Task description — Before you reproduce the entries that follow, strip out any image they contain and keep the rest exact.

The data —

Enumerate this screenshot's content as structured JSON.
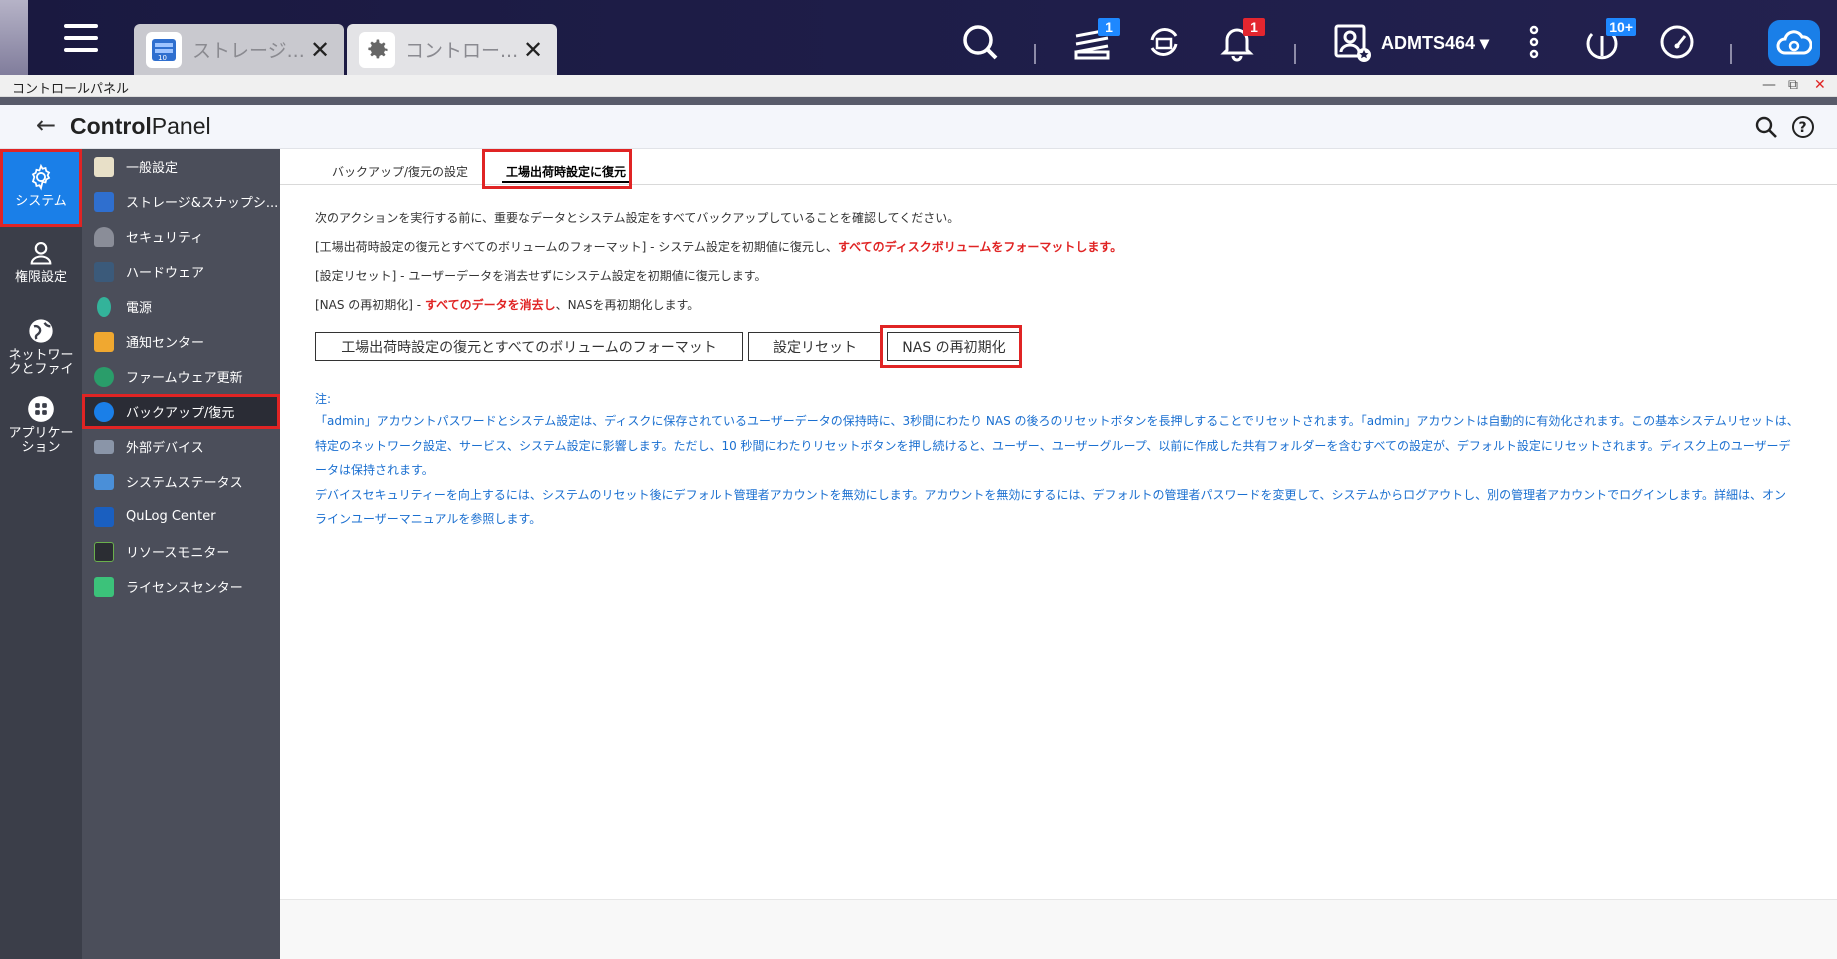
{
  "taskbar": {
    "tabs": [
      {
        "label": "ストレージ..."
      },
      {
        "label": "コントロー..."
      }
    ],
    "badges": {
      "tasks": "1",
      "notifications": "1",
      "updates": "10+"
    },
    "user_name": "ADMTS464"
  },
  "window": {
    "title": "コントロールパネル"
  },
  "header": {
    "title_bold": "Control",
    "title_light": "Panel"
  },
  "rail": {
    "items": [
      {
        "label": "システム"
      },
      {
        "label": "権限設定"
      },
      {
        "label": "ネットワークとファイ"
      },
      {
        "label": "アプリケーション"
      }
    ]
  },
  "subnav": {
    "items": [
      {
        "label": "一般設定"
      },
      {
        "label": "ストレージ&スナップシ..."
      },
      {
        "label": "セキュリティ"
      },
      {
        "label": "ハードウェア"
      },
      {
        "label": "電源"
      },
      {
        "label": "通知センター"
      },
      {
        "label": "ファームウェア更新"
      },
      {
        "label": "バックアップ/復元"
      },
      {
        "label": "外部デバイス"
      },
      {
        "label": "システムステータス"
      },
      {
        "label": "QuLog Center"
      },
      {
        "label": "リソースモニター"
      },
      {
        "label": "ライセンスセンター"
      }
    ]
  },
  "content": {
    "tabs": [
      {
        "label": "バックアップ/復元の設定"
      },
      {
        "label": "工場出荷時設定に復元"
      }
    ],
    "intro": "次のアクションを実行する前に、重要なデータとシステム設定をすべてバックアップしていることを確認してください。",
    "line1_prefix": "[工場出荷時設定の復元とすべてのボリュームのフォーマット] - システム設定を初期値に復元し、",
    "line1_red": "すべてのディスクボリュームをフォーマットします。",
    "line2": "[設定リセット] - ユーザーデータを消去せずにシステム設定を初期値に復元します。",
    "line3_prefix": "[NAS の再初期化] - ",
    "line3_red": "すべてのデータを消去し",
    "line3_suffix": "、NASを再初期化します。",
    "buttons": {
      "factory_reset": "工場出荷時設定の復元とすべてのボリュームのフォーマット",
      "settings_reset": "設定リセット",
      "reinit": "NAS の再初期化"
    },
    "note_label": "注:",
    "note_lines": [
      "「admin」アカウントパスワードとシステム設定は、ディスクに保存されているユーザーデータの保持時に、3秒間にわたり NAS の後ろのリセットボタンを長押しすることでリセットされます。「admin」アカウントは自動的に有効化されます。この基本システムリセットは、",
      "特定のネットワーク設定、サービス、システム設定に影響します。ただし、10 秒間にわたりリセットボタンを押し続けると、ユーザー、ユーザーグループ、以前に作成した共有フォルダーを含むすべての設定が、デフォルト設定にリセットされます。ディスク上のユーザーデ",
      "ータは保持されます。",
      "デバイスセキュリティーを向上するには、システムのリセット後にデフォルト管理者アカウントを無効にします。アカウントを無効にするには、デフォルトの管理者パスワードを変更して、システムからログアウトし、別の管理者アカウントでログインします。詳細は、オン",
      "ラインユーザーマニュアルを参照します。"
    ]
  }
}
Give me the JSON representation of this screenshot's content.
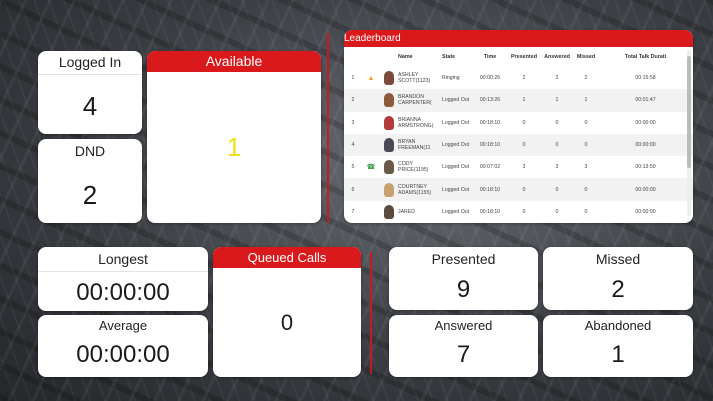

Answer to the problem —
Enumerate this screenshot's content as structured JSON.
{
  "taskbar": {
    "tabs": [
      {
        "label": "ストレージ..."
      },
      {
        "label": "コントロー..."
      }
    ],
    "badges": {
      "tasks": "1",
      "notifications": "1",
      "updates": "10+"
    },
    "user_name": "ADMTS464"
  },
  "window": {
    "title": "コントロールパネル"
  },
  "header": {
    "title_bold": "Control",
    "title_light": "Panel"
  },
  "rail": {
    "items": [
      {
        "label": "システム"
      },
      {
        "label": "権限設定"
      },
      {
        "label": "ネットワークとファイ"
      },
      {
        "label": "アプリケーション"
      }
    ]
  },
  "subnav": {
    "items": [
      {
        "label": "一般設定"
      },
      {
        "label": "ストレージ&スナップシ..."
      },
      {
        "label": "セキュリティ"
      },
      {
        "label": "ハードウェア"
      },
      {
        "label": "電源"
      },
      {
        "label": "通知センター"
      },
      {
        "label": "ファームウェア更新"
      },
      {
        "label": "バックアップ/復元"
      },
      {
        "label": "外部デバイス"
      },
      {
        "label": "システムステータス"
      },
      {
        "label": "QuLog Center"
      },
      {
        "label": "リソースモニター"
      },
      {
        "label": "ライセンスセンター"
      }
    ]
  },
  "content": {
    "tabs": [
      {
        "label": "バックアップ/復元の設定"
      },
      {
        "label": "工場出荷時設定に復元"
      }
    ],
    "intro": "次のアクションを実行する前に、重要なデータとシステム設定をすべてバックアップしていることを確認してください。",
    "line1_prefix": "[工場出荷時設定の復元とすべてのボリュームのフォーマット] - システム設定を初期値に復元し、",
    "line1_red": "すべてのディスクボリュームをフォーマットします。",
    "line2": "[設定リセット] - ユーザーデータを消去せずにシステム設定を初期値に復元します。",
    "line3_prefix": "[NAS の再初期化] - ",
    "line3_red": "すべてのデータを消去し",
    "line3_suffix": "、NASを再初期化します。",
    "buttons": {
      "factory_reset": "工場出荷時設定の復元とすべてのボリュームのフォーマット",
      "settings_reset": "設定リセット",
      "reinit": "NAS の再初期化"
    },
    "note_label": "注:",
    "note_lines": [
      "「admin」アカウントパスワードとシステム設定は、ディスクに保存されているユーザーデータの保持時に、3秒間にわたり NAS の後ろのリセットボタンを長押しすることでリセットされます。「admin」アカウントは自動的に有効化されます。この基本システムリセットは、",
      "特定のネットワーク設定、サービス、システム設定に影響します。ただし、10 秒間にわたりリセットボタンを押し続けると、ユーザー、ユーザーグループ、以前に作成した共有フォルダーを含むすべての設定が、デフォルト設定にリセットされます。ディスク上のユーザーデ",
      "ータは保持されます。",
      "デバイスセキュリティーを向上するには、システムのリセット後にデフォルト管理者アカウントを無効にします。アカウントを無効にするには、デフォルトの管理者パスワードを変更して、システムからログアウトし、別の管理者アカウントでログインします。詳細は、オン",
      "ラインユーザーマニュアルを参照します。"
    ]
  }
}
Give me the JSON representation of this screenshot's content.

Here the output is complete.